▸ **Data for review**
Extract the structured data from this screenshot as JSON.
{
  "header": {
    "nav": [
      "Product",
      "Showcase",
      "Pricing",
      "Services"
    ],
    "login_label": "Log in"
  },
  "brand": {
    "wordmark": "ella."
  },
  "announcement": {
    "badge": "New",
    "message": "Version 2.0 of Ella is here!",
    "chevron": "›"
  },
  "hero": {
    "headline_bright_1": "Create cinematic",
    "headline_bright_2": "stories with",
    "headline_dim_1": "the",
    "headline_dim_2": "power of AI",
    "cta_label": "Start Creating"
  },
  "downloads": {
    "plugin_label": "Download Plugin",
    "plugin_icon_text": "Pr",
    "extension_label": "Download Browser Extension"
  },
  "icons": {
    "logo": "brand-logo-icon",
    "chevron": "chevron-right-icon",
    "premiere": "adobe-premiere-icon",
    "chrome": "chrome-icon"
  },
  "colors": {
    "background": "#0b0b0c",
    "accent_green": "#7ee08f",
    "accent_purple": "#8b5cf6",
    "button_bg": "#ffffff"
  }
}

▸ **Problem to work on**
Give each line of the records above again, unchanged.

▸ **Written solution**
Extract the structured data from this screenshot as JSON.
{
  "header": {
    "nav": [
      "Product",
      "Showcase",
      "Pricing",
      "Services"
    ],
    "login_label": "Log in"
  },
  "brand": {
    "wordmark": "ella."
  },
  "announcement": {
    "badge": "New",
    "message": "Version 2.0 of Ella is here!",
    "chevron": "›"
  },
  "hero": {
    "headline_bright_1": "Create cinematic",
    "headline_bright_2": "stories with",
    "headline_dim_1": "the",
    "headline_dim_2": "power of AI",
    "cta_label": "Start Creating"
  },
  "downloads": {
    "plugin_label": "Download Plugin",
    "plugin_icon_text": "Pr",
    "extension_label": "Download Browser Extension"
  },
  "icons": {
    "logo": "brand-logo-icon",
    "chevron": "chevron-right-icon",
    "premiere": "adobe-premiere-icon",
    "chrome": "chrome-icon"
  },
  "colors": {
    "background": "#0b0b0c",
    "accent_green": "#7ee08f",
    "accent_purple": "#8b5cf6",
    "button_bg": "#ffffff"
  }
}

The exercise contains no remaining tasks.